The dryer works fine when you use the timer but when you use the auto (more dry - less dry) function the dryer shuts off before the clothes are dry. From looking at your site I think it might be the cycling thermostat but it could also be the thermal fuses. What do you think it could be? Thanks for your help.
Answer Hello Tom,
This can only be caused by the improper programming of the unit or a bad cycling thermostat. Let me clarify before you get mad at me. The unit is designed to provide a longer dry cycle on the automatic cycle. When the cycling thermostat opens, the timer motor advances. If you put in a load of wet towels and put it on less dry, they will not be dry at the end of the cycle because the timer times out too quickly.
If the cycling thermostat is open, the timer will advance just like it has been programmed for a timed dry as the voltage will be applied to the timer motor as long as the unit is running. The thing about the cycling thermostat being open is unlikely as this will also cause no heat.
The only thing that makes sense to me is if the cycling thermostat is out of tolerance and is opening at too cool a temperature and the voltage is being applied to the timer motor too often, therefore timing out the cycle.
The problem cannot be the thermal fuse because if the thermal fuse is open, the unit will not run at all.
How do you test the thermostat that is by the motor? It has four wires that go to it.
Answer Hello Andy. The two large terminals on the thermostat control 31001088 should read closed and the two small terminals should have an ohms value around 4K. You can test this with a multi-meter TJMA-DMT3. Here is a link on how to use a multi-meter. Hope this helps. http://forum.appliancepartspros.com/oven-repair-including-ranges-cooktops/4810-how-check-continuity-ohmmeter.html
What are the other 2 parts to check for?
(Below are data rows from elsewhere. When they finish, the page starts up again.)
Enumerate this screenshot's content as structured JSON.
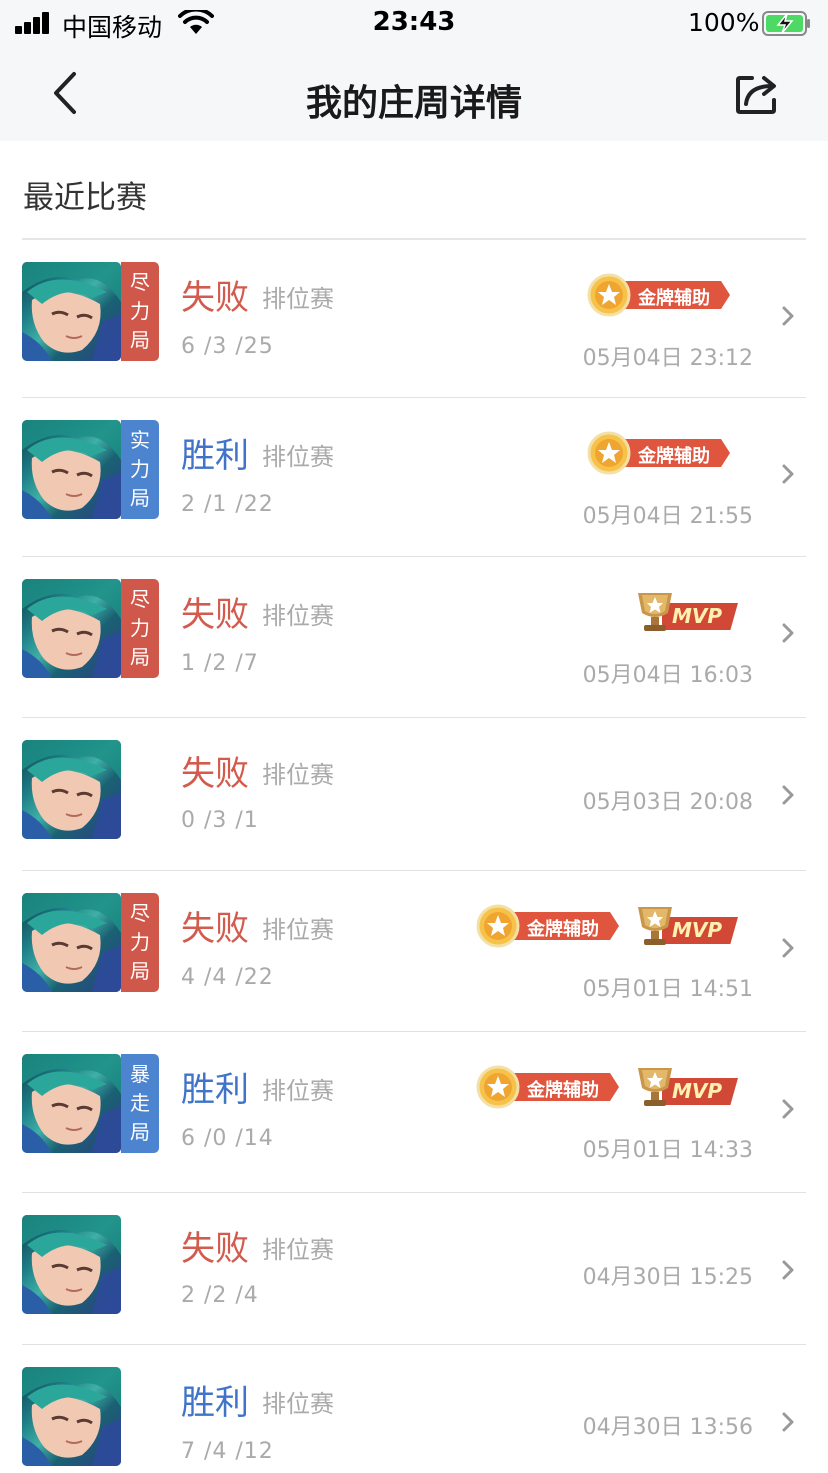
{
  "status_bar": {
    "carrier": "中国移动",
    "time": "23:43",
    "battery": "100%"
  },
  "nav": {
    "title": "我的庄周详情",
    "back_icon": "chevron-left-icon",
    "share_icon": "share-icon"
  },
  "section": {
    "title": "最近比赛"
  },
  "colors": {
    "lose": "#d35b4d",
    "win": "#3f74c9",
    "tag_red": "#d0584b",
    "tag_blue": "#4d84d0",
    "muted": "#aaaaaa"
  },
  "badge_labels": {
    "gold": "金牌辅助",
    "mvp": "MVP"
  },
  "matches": [
    {
      "result": "失败",
      "outcome": "lose",
      "mode": "排位赛",
      "kda": "6 /3 /25",
      "datetime": "05月04日 23:12",
      "tag": [
        "尽",
        "力",
        "局"
      ],
      "tag_color": "red",
      "badges": [
        "gold"
      ]
    },
    {
      "result": "胜利",
      "outcome": "win",
      "mode": "排位赛",
      "kda": "2 /1 /22",
      "datetime": "05月04日 21:55",
      "tag": [
        "实",
        "力",
        "局"
      ],
      "tag_color": "blue",
      "badges": [
        "gold"
      ]
    },
    {
      "result": "失败",
      "outcome": "lose",
      "mode": "排位赛",
      "kda": "1 /2 /7",
      "datetime": "05月04日 16:03",
      "tag": [
        "尽",
        "力",
        "局"
      ],
      "tag_color": "red",
      "badges": [
        "mvp"
      ]
    },
    {
      "result": "失败",
      "outcome": "lose",
      "mode": "排位赛",
      "kda": "0 /3 /1",
      "datetime": "05月03日 20:08",
      "tag": null,
      "tag_color": null,
      "badges": []
    },
    {
      "result": "失败",
      "outcome": "lose",
      "mode": "排位赛",
      "kda": "4 /4 /22",
      "datetime": "05月01日 14:51",
      "tag": [
        "尽",
        "力",
        "局"
      ],
      "tag_color": "red",
      "badges": [
        "gold",
        "mvp"
      ]
    },
    {
      "result": "胜利",
      "outcome": "win",
      "mode": "排位赛",
      "kda": "6 /0 /14",
      "datetime": "05月01日 14:33",
      "tag": [
        "暴",
        "走",
        "局"
      ],
      "tag_color": "blue",
      "badges": [
        "gold",
        "mvp"
      ]
    },
    {
      "result": "失败",
      "outcome": "lose",
      "mode": "排位赛",
      "kda": "2 /2 /4",
      "datetime": "04月30日 15:25",
      "tag": null,
      "tag_color": null,
      "badges": []
    },
    {
      "result": "胜利",
      "outcome": "win",
      "mode": "排位赛",
      "kda": "7 /4 /12",
      "datetime": "04月30日 13:56",
      "tag": null,
      "tag_color": null,
      "badges": []
    }
  ]
}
I have new coils, checked thermo's, sensor,didn't check ignitor, it fires up. I hate to buy expensive gas valve because I don't know for sure if its the valve. Thank-you.
Answer Hi Marty. All thermal fuses should read closed, (0)-ohms. There is a sub la-1053 thermal fuse on the heater plenum, check this part # 53-1096. The flame sensor also reads closed. The igniter reads 50 -800 ohms closed , also if you see a hairline crack in the middle it may open under heat conditions. The cycling thermostat reads closed part # 31001088. Finally there is a coil kit you can use if you suspect they are open or open under fire, Part # 279834. Check and make sure you have 240 volts coming to the dryer. Check and make sure the unit is not set to Air Fluff. Also check the heater and thermal fuses and see if they are good. You can test these with a multi-meter parts you will need TJMA-DM1. They should read closed for continuity. Here is a link on how to use a multi-meter. Hope this helps. http://forum.appliancepartspros.com/oven-repair-including-ranges-cooktops/4810-how-check-continuity-ohmmeter.html
When testing flame sensor the ohm should read 0 on your meter?
Answer Hi Marty. Yes, the radiant sensor should read closed (0-ohms) when cold with at least 1 wire disconnected. It basically acts as the cycling thermostat for a gas dryer. If the gas starts then quickly goes out , this will be the one of three parts to look at as defective. Part # 338906. Thank You.